I am sure you’ve heard about the hypocrisy of companies like Verizon, Comcast, Time Warner, and other Internet Service Providers who display an error page laden with pay per click links when a user types in a domain name that doesn’t exist. It really irks me when ISPs monetize typo domain names – even for trademarked terms, especially when some of them file UDRPs and lawsuits against companies who monetize their marks.
I was so annoyed by this practice that I opted out of the Road Runner service, so when I typo a domain name that doesn’t exist, I am suppose to be taken to an error page that says “Server Not Found.” See screenshot below of a page that doesn’t exist to see the generic error page I generally receive in Firefox (I get a similar error page with Safari, too).
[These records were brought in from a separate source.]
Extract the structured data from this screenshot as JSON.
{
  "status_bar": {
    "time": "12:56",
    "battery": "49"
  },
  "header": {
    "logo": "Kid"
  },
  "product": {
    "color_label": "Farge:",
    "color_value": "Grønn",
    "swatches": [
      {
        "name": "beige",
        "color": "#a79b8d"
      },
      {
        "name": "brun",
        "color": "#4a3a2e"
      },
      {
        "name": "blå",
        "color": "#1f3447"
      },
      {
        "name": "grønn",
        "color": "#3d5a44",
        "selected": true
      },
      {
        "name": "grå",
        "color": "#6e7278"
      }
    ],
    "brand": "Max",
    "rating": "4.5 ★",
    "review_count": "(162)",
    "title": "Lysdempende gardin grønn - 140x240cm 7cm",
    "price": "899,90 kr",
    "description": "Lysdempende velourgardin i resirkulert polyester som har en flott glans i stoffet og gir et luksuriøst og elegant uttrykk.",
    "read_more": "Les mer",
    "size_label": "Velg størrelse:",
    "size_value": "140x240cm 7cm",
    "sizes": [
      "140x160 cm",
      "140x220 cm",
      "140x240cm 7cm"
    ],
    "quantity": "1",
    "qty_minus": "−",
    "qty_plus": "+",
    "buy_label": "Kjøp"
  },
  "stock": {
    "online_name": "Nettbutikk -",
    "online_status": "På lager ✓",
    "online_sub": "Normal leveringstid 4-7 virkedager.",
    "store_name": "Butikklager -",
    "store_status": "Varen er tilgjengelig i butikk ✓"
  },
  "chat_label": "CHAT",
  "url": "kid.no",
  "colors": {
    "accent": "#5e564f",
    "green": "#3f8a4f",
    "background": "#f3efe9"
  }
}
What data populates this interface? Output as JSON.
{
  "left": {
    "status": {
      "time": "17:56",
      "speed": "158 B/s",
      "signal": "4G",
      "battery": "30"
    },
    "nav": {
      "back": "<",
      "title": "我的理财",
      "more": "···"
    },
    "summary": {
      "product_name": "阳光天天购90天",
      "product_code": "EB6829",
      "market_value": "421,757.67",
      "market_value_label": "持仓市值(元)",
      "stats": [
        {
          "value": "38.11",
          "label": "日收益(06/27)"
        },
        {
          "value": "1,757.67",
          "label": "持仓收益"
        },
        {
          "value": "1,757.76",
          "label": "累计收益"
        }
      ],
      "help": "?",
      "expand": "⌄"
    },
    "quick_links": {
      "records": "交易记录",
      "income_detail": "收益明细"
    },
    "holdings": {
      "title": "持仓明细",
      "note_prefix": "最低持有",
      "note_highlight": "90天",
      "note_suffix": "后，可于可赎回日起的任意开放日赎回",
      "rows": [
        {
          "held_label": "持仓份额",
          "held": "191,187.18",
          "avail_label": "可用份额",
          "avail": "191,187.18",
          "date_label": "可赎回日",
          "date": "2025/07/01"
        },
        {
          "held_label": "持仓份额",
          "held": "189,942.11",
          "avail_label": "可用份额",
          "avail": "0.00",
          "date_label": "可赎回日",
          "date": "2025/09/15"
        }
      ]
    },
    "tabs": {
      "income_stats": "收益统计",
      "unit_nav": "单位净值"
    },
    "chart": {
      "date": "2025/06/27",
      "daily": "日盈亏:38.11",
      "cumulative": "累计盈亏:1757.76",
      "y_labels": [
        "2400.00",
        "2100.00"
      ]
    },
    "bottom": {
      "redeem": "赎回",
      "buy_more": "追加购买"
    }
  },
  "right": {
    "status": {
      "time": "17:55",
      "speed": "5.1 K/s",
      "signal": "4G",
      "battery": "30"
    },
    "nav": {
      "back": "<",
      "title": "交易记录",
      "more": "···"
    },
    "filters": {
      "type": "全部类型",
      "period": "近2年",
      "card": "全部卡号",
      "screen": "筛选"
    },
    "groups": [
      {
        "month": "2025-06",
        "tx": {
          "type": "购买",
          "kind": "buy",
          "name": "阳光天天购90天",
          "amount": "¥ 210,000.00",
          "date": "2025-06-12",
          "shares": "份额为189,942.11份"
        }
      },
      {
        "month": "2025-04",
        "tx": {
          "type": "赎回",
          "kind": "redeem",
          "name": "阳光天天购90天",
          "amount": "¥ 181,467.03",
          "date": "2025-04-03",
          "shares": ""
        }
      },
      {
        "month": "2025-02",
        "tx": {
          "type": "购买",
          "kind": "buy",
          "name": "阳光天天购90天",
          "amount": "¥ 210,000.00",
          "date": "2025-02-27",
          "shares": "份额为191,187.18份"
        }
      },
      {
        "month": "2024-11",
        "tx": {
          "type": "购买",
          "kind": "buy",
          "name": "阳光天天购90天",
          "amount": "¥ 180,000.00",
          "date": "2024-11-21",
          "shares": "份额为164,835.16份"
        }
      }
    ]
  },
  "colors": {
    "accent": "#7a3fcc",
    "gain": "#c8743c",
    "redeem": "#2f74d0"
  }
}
When I enter a domain name without the .com in my browser, Safari automatically enters the .com for me, and I am taken to that site if it exists or an error page similar to the one above if there is no website. With Firefox, if I enter a domain name without the .com it takes me to the website I intended, or if the page doesn’t exist, it takes me to a Google search results page. If I enter a typo domain name and there is no website, I am taken to a page that looks like the one above. I am never suppose to be taken to a Road Runner error page since I opted out of their service.
This morning, I wanted to check out television listings to see what football games would be on TV this afternoon. I was a bit lazy, so instead of entering TVListings.com, I simply entered “TVListings” into my browser, assuming I would be taken to TVListings.com, a website owned by the Tribune Company, since Safari is suppose to add the .com for me (same thing happens in Firefox which generally takes me to the closest website). To my surprise, I was taken to a Road Runner landing page (see screenshot below and click for larger image).
Since I have opted out of the error page service, I don’t see how it’s okay for Road Runner to take me to their landing page instead of taking me to the page I intended to visit. I know Time Warner offers cable service, which I also have, so that’s probably their motivation for doing this. However, I don’t think this is right for them to take me to a page I didn’t intend to visit. They shouldn’t have one policy for some domain names and a different policy when they have a competing website.